I BELIEVE IT was a Sonoran philosopher who once proposed that "Consistency's a virtue/Except when it's abused." Which applies in big steaming mouthfuls to Hollywood heroes the Lazy Cowgirls, who've made a consistent punk rock sound for as long as I can recall. Equal parts Stones 'n' Standells, Dolls 'n' Dead Boys, they do abuse, but just your ears, per vocalist and founder Pat Todd's specific instructions.
So on the umpteenth Cowgirls' album Todd & Co. keep things straightforward. Oh, there are some interesting twists for longtime fans. There's a delightful/insightful track-by-track annotation penned by Todd, and it's always a treat when a rocker pulls back the veil as to his lyrical inspirations. The notes for "Rank Outsider" in particular are refreshingly inspiring (particularly for the punk genre): "Faith's hard to come by, and harder to keep. People keep getting written off everyday by the same people who loved and worshipped them the day before. But the cream rises..." A few acoustic numbers pepper the set list as well, notably "Goodnight and Goodbye" which, with its witty wordplay and bottleneck riffery, effectively marries two of Todd's obsessions (Dylan and mid-period Stones). Still, when you show up for a Lazy Cowgirls set you expect to have your teeth knocked out, and between Todd's foghorn blare and his band's full-tilt roar, it's always a good idea to book a dental appointment for the next day. Call the Cowgirls traditionalists without no pause. -- Fred Mills
IT'S SAFE TO say that with only a handful of free jazz proponents operating in Tucson, the local improv scene, as it were, isn't going to be notching the same level of international attention that, say, Chicago and Zurich regularly reap. But there are aficionados here just the same, willing and able to blow out rooms and venues with their teeth-rattling skronk simply because for them, if you clear the head, then you free the mind -- and you know what follows from that.

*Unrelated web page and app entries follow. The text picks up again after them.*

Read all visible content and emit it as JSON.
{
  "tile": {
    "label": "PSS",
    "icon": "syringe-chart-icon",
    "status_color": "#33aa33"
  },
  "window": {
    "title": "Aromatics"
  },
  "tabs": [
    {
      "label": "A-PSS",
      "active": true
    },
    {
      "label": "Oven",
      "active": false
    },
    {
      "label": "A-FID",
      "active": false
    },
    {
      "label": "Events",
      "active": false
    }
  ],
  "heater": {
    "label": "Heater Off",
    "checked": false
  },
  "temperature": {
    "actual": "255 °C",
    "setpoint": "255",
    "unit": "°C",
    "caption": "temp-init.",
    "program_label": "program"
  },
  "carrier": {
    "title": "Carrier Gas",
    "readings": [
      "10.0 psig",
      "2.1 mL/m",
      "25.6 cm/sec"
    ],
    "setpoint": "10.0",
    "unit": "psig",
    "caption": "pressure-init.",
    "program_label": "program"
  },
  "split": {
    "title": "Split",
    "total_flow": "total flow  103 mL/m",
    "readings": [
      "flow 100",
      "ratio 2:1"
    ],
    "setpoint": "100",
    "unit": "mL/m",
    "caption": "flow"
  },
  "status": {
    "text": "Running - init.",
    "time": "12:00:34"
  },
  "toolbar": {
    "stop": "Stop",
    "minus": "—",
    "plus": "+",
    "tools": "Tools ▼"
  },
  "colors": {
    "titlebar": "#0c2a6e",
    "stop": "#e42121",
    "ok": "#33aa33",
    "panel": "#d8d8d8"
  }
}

So Cortex Bomb, who mines the intersections of jazz, hard rock, punk and even cinematic soundscapes with the feral intensity of someone who's been lost in the wild for a week, munching on jimson weed and practicing his Bowie knife carving skills, brings that free aesthetic right to the table and passes out big steaming portions. At times the group's dizzying darts seems depth-defying. One minute you encounter a cooly-rendered blend of traditional sax-driven honk 'n' swing, the next a swan-dive into sampladelic, hip-hop-fueled electronica, the next a metallic hardcore guitar roar, and the next some outrageous Prog-surf fusion. With 30 songs here, that's a lot of hat-changing. But you never get the feeling that anyone's faking it or even dabbling in genres for the sake of acting out. Cortex Bomb clearly digs being in the eye of the hurricane. And the group relishes the art of song-titling, too, ranging from the evocative ("Paul Shaffer Auto-Erotic Vacuum Cleaner Exit Wound") and the punful ("Knives In White Satan") to the brutal ("3000 Strangers Who Got AIDS From Eazy E") and frankly inscrutable ("6 x 1023 of Gary Colemans"). Hey, instrumental music SHOULD be fun! Reviewers in the past have rightly pegged a litany of influences: Melvins, John Zorn, Peter Brotzmann, King Crimson, Boredoms, Ennio Morricone, Frank Zappa, Ornette Coleman. But as with life, it's the sum and not the equation that counts, and when it's all said and done, the cumulative effect of Cortex Bomb, ahem, adds up. Now pardon me, I must be going. I think my ass just blew off. -- Fred Mills
IN THE LATE '60s, Muddy Waters' Chess label occasionally subjected him to recordings which bastardized his sound in an effort to cash in on the Stones' reverence of him, most blatantly exhibited on 1969's rash Electric Mud. Waters in concert, though, remained the real thing, as proved by this coupling of two 1971 college circuit concerts. Waters here has yet to fall into the bleating vocals of his later years, and his version of "Mannish Boy" is considerably cockier than the popular version he contributed to the band's documentary The Last Waltz. Other classics -- "Honey Bee," "Hoochie Coochie Man," "Crawlin' Kingsnake" and "Got My Mojo Working" -- work just as well. Blues novices will find Lost Tapes a fine introduction to the bluesman, while completists will consider it a revelatory glimpse of how well he performed when first juggling blues and rock audiences. -- Dave McElfresh